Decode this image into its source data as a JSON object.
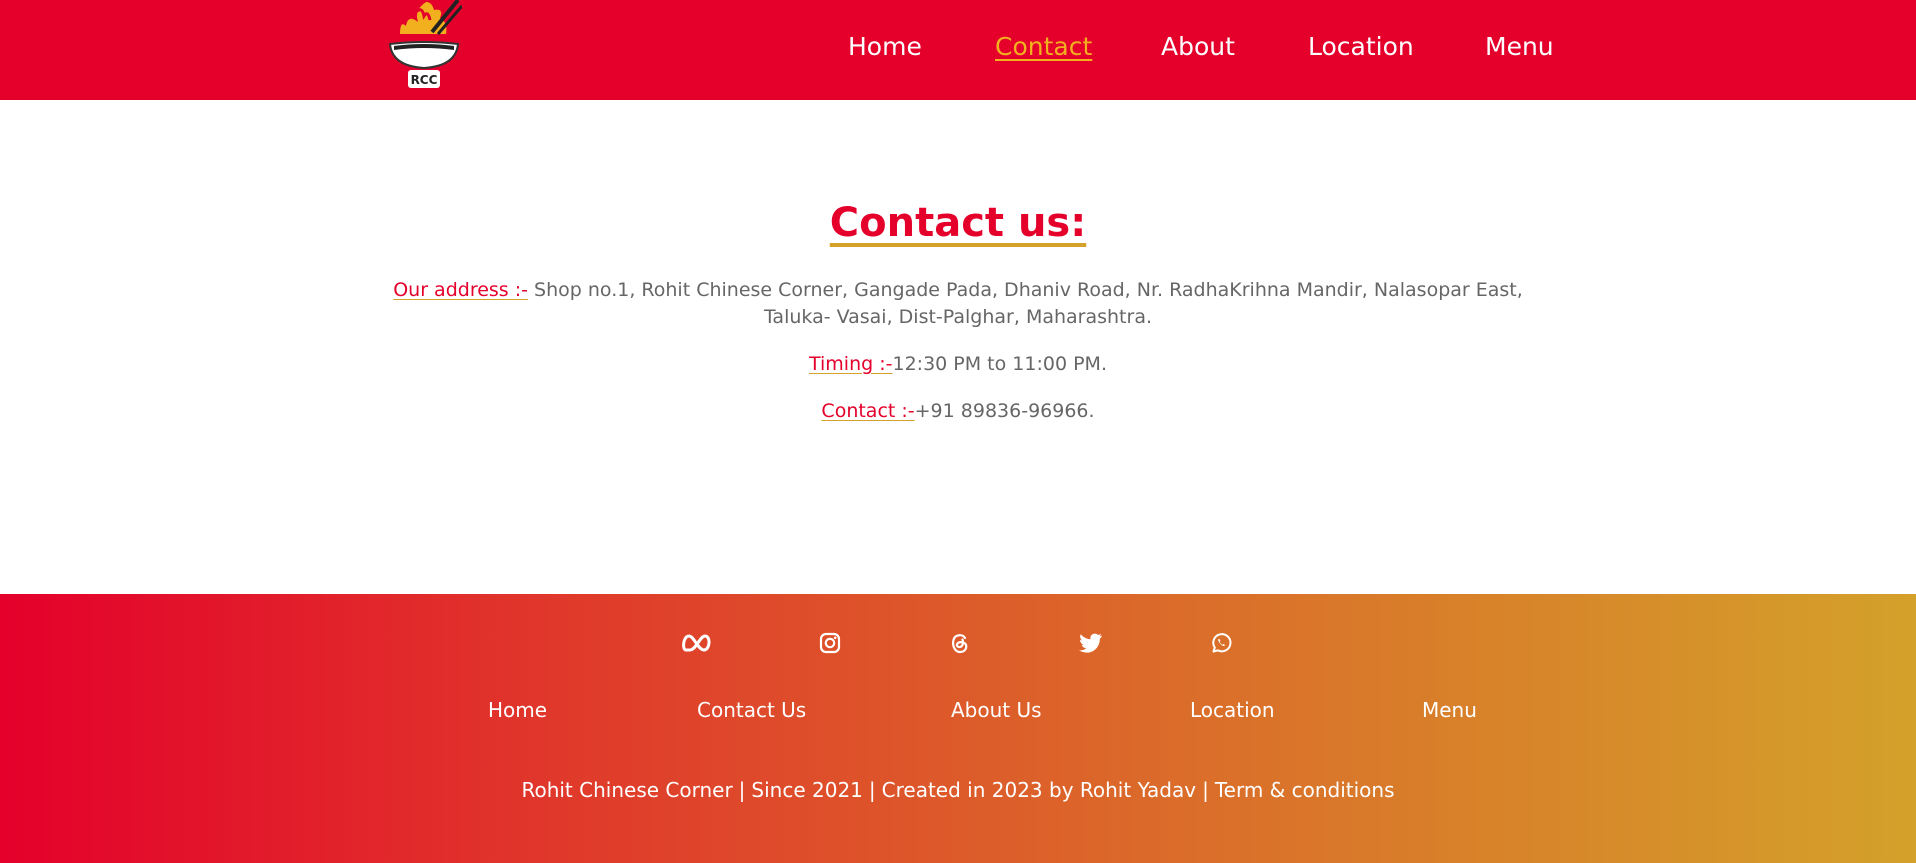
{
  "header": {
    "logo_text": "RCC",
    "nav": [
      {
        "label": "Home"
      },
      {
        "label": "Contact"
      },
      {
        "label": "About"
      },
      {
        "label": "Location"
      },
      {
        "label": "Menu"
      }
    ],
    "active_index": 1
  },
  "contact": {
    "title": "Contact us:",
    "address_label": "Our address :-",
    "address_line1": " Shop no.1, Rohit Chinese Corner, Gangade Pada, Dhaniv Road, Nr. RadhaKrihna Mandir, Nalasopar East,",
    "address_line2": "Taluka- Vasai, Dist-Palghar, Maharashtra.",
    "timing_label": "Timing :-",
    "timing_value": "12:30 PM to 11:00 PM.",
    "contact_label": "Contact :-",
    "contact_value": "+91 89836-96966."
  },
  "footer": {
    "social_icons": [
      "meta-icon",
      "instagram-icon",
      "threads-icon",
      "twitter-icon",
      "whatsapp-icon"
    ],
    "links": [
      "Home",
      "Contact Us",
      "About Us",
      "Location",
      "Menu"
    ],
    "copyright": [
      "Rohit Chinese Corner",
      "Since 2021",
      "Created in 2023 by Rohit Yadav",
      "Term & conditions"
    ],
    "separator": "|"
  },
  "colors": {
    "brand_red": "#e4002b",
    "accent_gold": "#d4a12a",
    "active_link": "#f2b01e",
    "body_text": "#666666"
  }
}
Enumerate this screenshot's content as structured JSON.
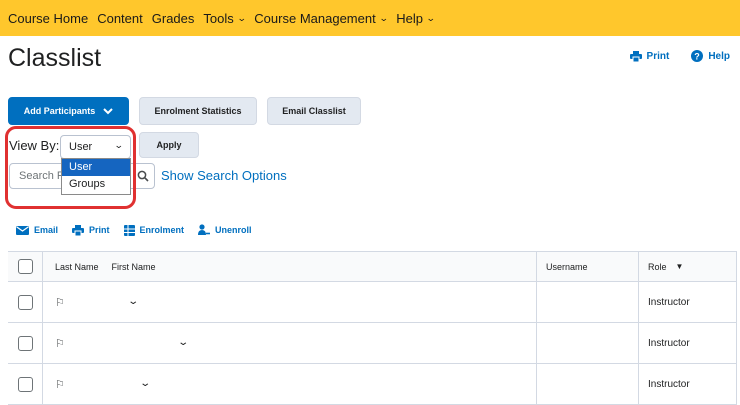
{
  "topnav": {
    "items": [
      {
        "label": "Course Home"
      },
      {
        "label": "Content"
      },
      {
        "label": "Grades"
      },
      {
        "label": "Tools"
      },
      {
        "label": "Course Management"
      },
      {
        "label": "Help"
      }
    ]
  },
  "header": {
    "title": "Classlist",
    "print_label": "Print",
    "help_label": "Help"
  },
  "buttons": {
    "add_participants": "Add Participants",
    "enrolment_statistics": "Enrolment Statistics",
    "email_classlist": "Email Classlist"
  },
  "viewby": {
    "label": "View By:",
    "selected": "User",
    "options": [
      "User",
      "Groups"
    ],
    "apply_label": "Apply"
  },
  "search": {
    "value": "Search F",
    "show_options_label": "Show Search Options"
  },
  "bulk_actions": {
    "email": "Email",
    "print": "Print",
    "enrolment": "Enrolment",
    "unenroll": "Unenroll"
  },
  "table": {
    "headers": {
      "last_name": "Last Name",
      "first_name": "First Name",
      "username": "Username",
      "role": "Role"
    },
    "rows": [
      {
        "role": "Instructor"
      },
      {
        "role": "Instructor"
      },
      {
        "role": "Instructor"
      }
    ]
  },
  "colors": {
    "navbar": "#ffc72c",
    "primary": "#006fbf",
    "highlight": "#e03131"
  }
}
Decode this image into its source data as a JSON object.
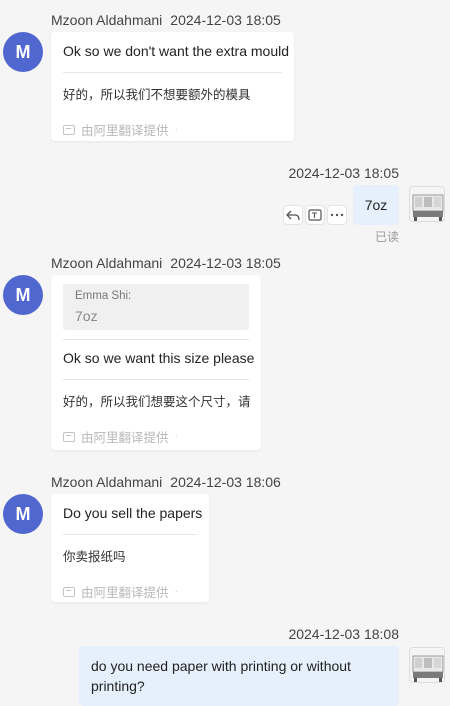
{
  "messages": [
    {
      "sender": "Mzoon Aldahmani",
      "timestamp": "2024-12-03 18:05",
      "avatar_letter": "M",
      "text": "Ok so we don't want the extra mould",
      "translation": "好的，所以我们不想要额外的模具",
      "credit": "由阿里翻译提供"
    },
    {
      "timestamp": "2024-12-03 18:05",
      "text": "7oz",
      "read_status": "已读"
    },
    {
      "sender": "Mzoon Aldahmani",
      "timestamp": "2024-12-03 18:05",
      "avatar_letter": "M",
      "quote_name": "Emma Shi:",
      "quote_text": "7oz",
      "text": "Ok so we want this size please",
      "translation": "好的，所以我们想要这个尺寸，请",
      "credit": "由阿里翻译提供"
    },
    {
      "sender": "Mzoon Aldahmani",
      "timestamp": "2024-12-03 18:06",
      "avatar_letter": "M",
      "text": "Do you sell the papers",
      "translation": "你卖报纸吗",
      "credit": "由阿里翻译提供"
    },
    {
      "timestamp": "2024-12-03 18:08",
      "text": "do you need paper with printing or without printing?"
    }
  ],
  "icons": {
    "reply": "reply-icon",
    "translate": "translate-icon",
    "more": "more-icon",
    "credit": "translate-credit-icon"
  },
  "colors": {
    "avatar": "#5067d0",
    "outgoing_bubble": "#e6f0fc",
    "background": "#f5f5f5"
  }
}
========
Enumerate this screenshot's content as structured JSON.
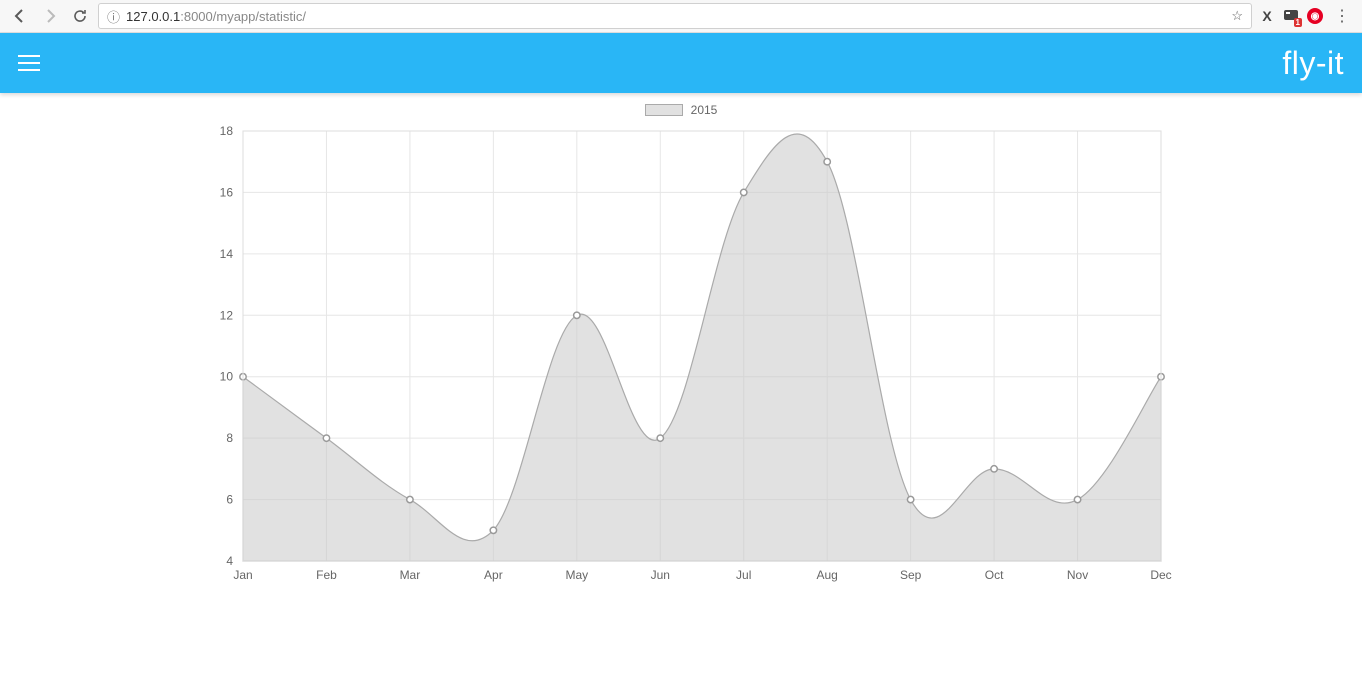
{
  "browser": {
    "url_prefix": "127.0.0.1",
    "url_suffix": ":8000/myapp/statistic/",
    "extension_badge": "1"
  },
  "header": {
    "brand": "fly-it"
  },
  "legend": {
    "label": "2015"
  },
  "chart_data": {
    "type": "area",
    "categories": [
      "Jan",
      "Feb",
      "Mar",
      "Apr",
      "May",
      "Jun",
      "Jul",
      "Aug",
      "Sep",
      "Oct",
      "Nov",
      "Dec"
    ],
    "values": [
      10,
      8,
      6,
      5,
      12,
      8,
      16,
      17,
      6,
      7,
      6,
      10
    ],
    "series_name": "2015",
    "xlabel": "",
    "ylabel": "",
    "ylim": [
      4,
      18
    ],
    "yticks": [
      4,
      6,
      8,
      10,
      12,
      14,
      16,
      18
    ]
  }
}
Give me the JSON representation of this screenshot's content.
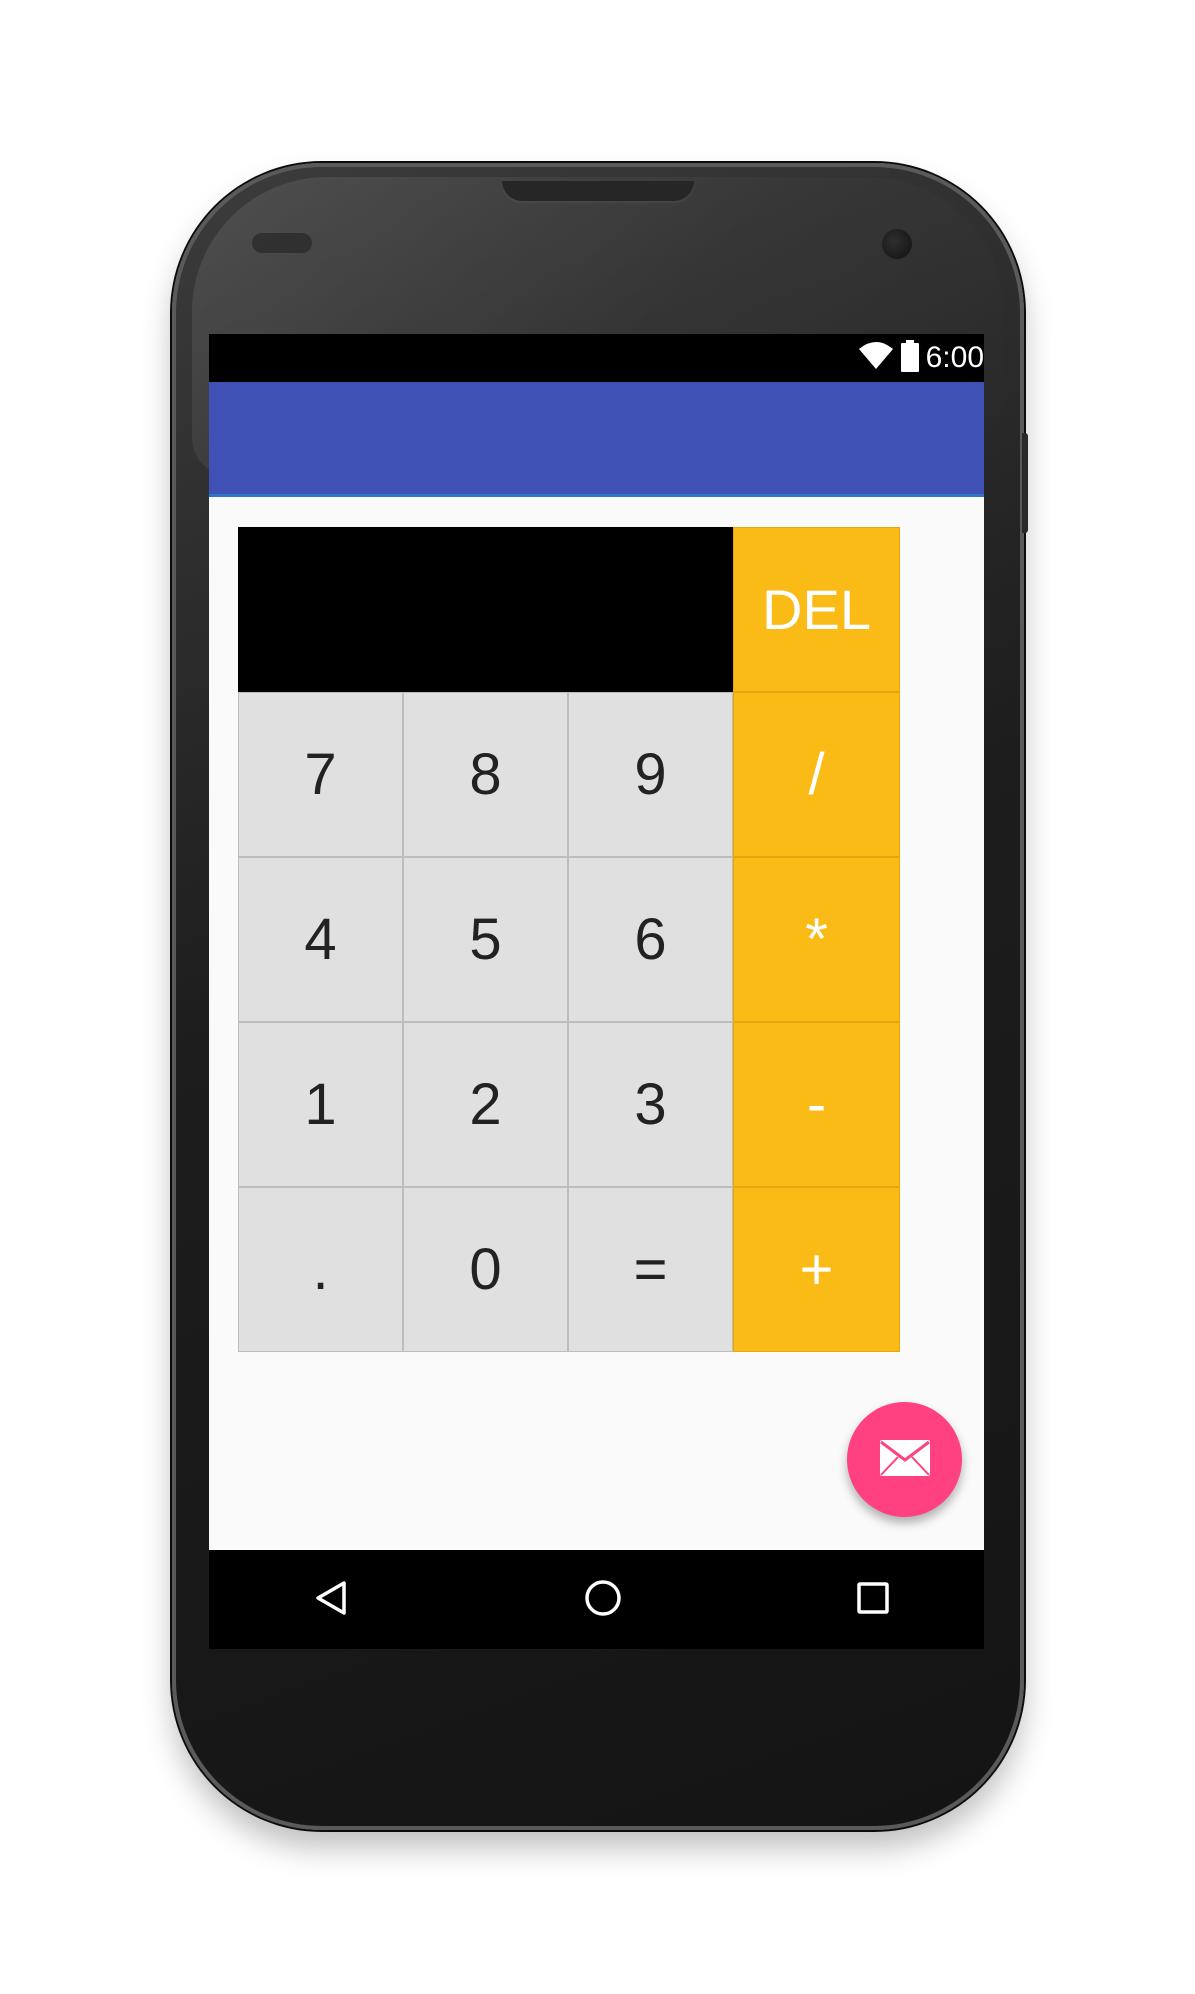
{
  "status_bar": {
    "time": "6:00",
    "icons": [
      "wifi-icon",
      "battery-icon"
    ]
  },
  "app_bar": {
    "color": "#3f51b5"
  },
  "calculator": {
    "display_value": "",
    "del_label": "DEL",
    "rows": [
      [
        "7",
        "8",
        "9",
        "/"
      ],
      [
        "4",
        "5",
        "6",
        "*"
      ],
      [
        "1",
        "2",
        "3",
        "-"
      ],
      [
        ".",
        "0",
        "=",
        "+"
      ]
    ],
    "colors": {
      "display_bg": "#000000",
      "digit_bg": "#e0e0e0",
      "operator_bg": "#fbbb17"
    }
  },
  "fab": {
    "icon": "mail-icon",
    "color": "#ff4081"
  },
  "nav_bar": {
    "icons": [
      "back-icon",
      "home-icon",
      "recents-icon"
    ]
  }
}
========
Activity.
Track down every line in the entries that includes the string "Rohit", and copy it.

Task answer.
    "address_line1": " Shop no.1, Rohit Chinese Corner, Gangade Pada, Dhaniv Road, Nr. RadhaKrihna Mandir, Nalasopar East,",
      "Rohit Chinese Corner",
      "Created in 2023 by Rohit Yadav",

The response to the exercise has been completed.